Omitting the pictures, restate all of the entries below exactly.

_ _ _

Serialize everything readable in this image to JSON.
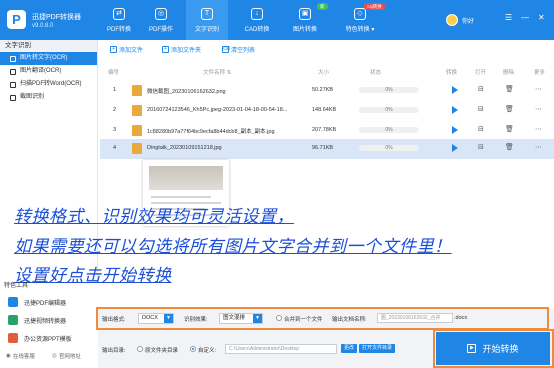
{
  "app": {
    "name": "迅捷PDF转换器",
    "version": "v9.0.8.0",
    "logo_letter": "P"
  },
  "nav": [
    {
      "label": "PDF转换",
      "icon": "convert-icon",
      "glyph": "⇄"
    },
    {
      "label": "PDF操作",
      "icon": "pdf-ops-icon",
      "glyph": "◎"
    },
    {
      "label": "文字识别",
      "icon": "ocr-icon",
      "glyph": "T"
    },
    {
      "label": "CAD转换",
      "icon": "cad-icon",
      "glyph": "↓"
    },
    {
      "label": "图片转换",
      "icon": "image-convert-icon",
      "glyph": "▣"
    },
    {
      "label": "特色转换",
      "icon": "special-convert-icon",
      "glyph": "◇"
    }
  ],
  "nav_badges": {
    "new": "新",
    "caj": "caj转换"
  },
  "nav_dropdown": "▾",
  "user": {
    "greeting": "你好"
  },
  "window_controls": [
    "☰",
    "—",
    "✕"
  ],
  "sidebar": {
    "title": "文字识别",
    "items": [
      {
        "label": "图片转文字(OCR)",
        "icon": "image-text-icon"
      },
      {
        "label": "图片翻译(OCR)",
        "icon": "image-translate-icon"
      },
      {
        "label": "扫描PDF转Word(OCR)",
        "icon": "scan-pdf-icon"
      },
      {
        "label": "截图识别",
        "icon": "screenshot-icon"
      }
    ]
  },
  "toolbar": {
    "add_file": "添加文件",
    "add_folder": "添加文件夹",
    "clear": "清空列表",
    "add_glyph": "+",
    "clear_glyph": "⌫"
  },
  "table": {
    "headers": {
      "index": "编号",
      "name": "文件名称 ⇅",
      "size": "大小",
      "status": "状态",
      "convert": "转换",
      "open": "打开",
      "delete": "删除",
      "more": "更多"
    },
    "rows": [
      {
        "index": "1",
        "name": "微信截图_20230106162632.png",
        "size": "50.27KB",
        "progress": "0%"
      },
      {
        "index": "2",
        "name": "20160724123546_Kh5Pc.jpeg-2023-01-04-18-00-54-18...",
        "size": "148.64KB",
        "progress": "0%"
      },
      {
        "index": "3",
        "name": "1c88280b97a77f64bc9ecfa8b44dcb8_副本_副本.jpg",
        "size": "207.78KB",
        "progress": "0%"
      },
      {
        "index": "4",
        "name": "Dingtalk_20230109151218.jpg",
        "size": "96.71KB",
        "progress": "0%"
      }
    ],
    "action_glyphs": {
      "open": "⊟",
      "delete": "🗑",
      "more": "⋯"
    }
  },
  "overlay": [
    "转换格式、识别效果均可灵活设置，",
    "如果需要还可以勾选将所有图片文字合并到一个文件里！",
    "设置好点击开始转换"
  ],
  "tools": {
    "title": "特色工具",
    "items": [
      {
        "label": "迅捷PDF编辑器",
        "color": "#1f86e5",
        "icon": "pdf-editor-icon"
      },
      {
        "label": "迅捷视频转换器",
        "color": "#2aa36b",
        "icon": "video-converter-icon"
      },
      {
        "label": "办公资源PPT模板",
        "color": "#e25b3a",
        "icon": "ppt-template-icon"
      }
    ]
  },
  "footer": {
    "online_service": "在线客服",
    "website": "官网地址"
  },
  "settings": {
    "format_label": "输出格式:",
    "format_value": "DOCX",
    "effect_label": "识别效果:",
    "effect_value": "图文混排",
    "merge_label": "合并到一个文件",
    "filename_label": "输出文档名称:",
    "filename_value": "图_20230106162632_合并",
    "filename_ext": ".docx",
    "dir_label": "输出目录:",
    "dir_option1": "原文件夹目录",
    "dir_option2": "自定义:",
    "dir_path": "C:\\Users\\Administrator\\Desktop",
    "change_btn": "更改",
    "open_folder_btn": "打开文件目录"
  },
  "start_button": {
    "label": "开始转换",
    "glyph": "▶"
  },
  "colors": {
    "primary": "#1f86e5",
    "highlight": "#f08a3c",
    "overlay_text": "#1a4fd8"
  }
}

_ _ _

* Final answer:
Serialize everything readable in this image to JSON.
{
  "app": {
    "name": "迅捷PDF转换器",
    "version": "v9.0.8.0",
    "logo_letter": "P"
  },
  "nav": [
    {
      "label": "PDF转换",
      "icon": "convert-icon",
      "glyph": "⇄"
    },
    {
      "label": "PDF操作",
      "icon": "pdf-ops-icon",
      "glyph": "◎"
    },
    {
      "label": "文字识别",
      "icon": "ocr-icon",
      "glyph": "T"
    },
    {
      "label": "CAD转换",
      "icon": "cad-icon",
      "glyph": "↓"
    },
    {
      "label": "图片转换",
      "icon": "image-convert-icon",
      "glyph": "▣"
    },
    {
      "label": "特色转换",
      "icon": "special-convert-icon",
      "glyph": "◇"
    }
  ],
  "nav_badges": {
    "new": "新",
    "caj": "caj转换"
  },
  "nav_dropdown": "▾",
  "user": {
    "greeting": "你好"
  },
  "window_controls": [
    "☰",
    "—",
    "✕"
  ],
  "sidebar": {
    "title": "文字识别",
    "items": [
      {
        "label": "图片转文字(OCR)",
        "icon": "image-text-icon"
      },
      {
        "label": "图片翻译(OCR)",
        "icon": "image-translate-icon"
      },
      {
        "label": "扫描PDF转Word(OCR)",
        "icon": "scan-pdf-icon"
      },
      {
        "label": "截图识别",
        "icon": "screenshot-icon"
      }
    ]
  },
  "toolbar": {
    "add_file": "添加文件",
    "add_folder": "添加文件夹",
    "clear": "清空列表",
    "add_glyph": "+",
    "clear_glyph": "⌫"
  },
  "table": {
    "headers": {
      "index": "编号",
      "name": "文件名称 ⇅",
      "size": "大小",
      "status": "状态",
      "convert": "转换",
      "open": "打开",
      "delete": "删除",
      "more": "更多"
    },
    "rows": [
      {
        "index": "1",
        "name": "微信截图_20230106162632.png",
        "size": "50.27KB",
        "progress": "0%"
      },
      {
        "index": "2",
        "name": "20160724123546_Kh5Pc.jpeg-2023-01-04-18-00-54-18...",
        "size": "148.64KB",
        "progress": "0%"
      },
      {
        "index": "3",
        "name": "1c88280b97a77f64bc9ecfa8b44dcb8_副本_副本.jpg",
        "size": "207.78KB",
        "progress": "0%"
      },
      {
        "index": "4",
        "name": "Dingtalk_20230109151218.jpg",
        "size": "96.71KB",
        "progress": "0%"
      }
    ],
    "action_glyphs": {
      "open": "⊟",
      "delete": "🗑",
      "more": "⋯"
    }
  },
  "overlay": [
    "转换格式、识别效果均可灵活设置，",
    "如果需要还可以勾选将所有图片文字合并到一个文件里！",
    "设置好点击开始转换"
  ],
  "tools": {
    "title": "特色工具",
    "items": [
      {
        "label": "迅捷PDF编辑器",
        "color": "#1f86e5",
        "icon": "pdf-editor-icon"
      },
      {
        "label": "迅捷视频转换器",
        "color": "#2aa36b",
        "icon": "video-converter-icon"
      },
      {
        "label": "办公资源PPT模板",
        "color": "#e25b3a",
        "icon": "ppt-template-icon"
      }
    ]
  },
  "footer": {
    "online_service": "在线客服",
    "website": "官网地址"
  },
  "settings": {
    "format_label": "输出格式:",
    "format_value": "DOCX",
    "effect_label": "识别效果:",
    "effect_value": "图文混排",
    "merge_label": "合并到一个文件",
    "filename_label": "输出文档名称:",
    "filename_value": "图_20230106162632_合并",
    "filename_ext": ".docx",
    "dir_label": "输出目录:",
    "dir_option1": "原文件夹目录",
    "dir_option2": "自定义:",
    "dir_path": "C:\\Users\\Administrator\\Desktop",
    "change_btn": "更改",
    "open_folder_btn": "打开文件目录"
  },
  "start_button": {
    "label": "开始转换",
    "glyph": "▶"
  },
  "colors": {
    "primary": "#1f86e5",
    "highlight": "#f08a3c",
    "overlay_text": "#1a4fd8"
  }
}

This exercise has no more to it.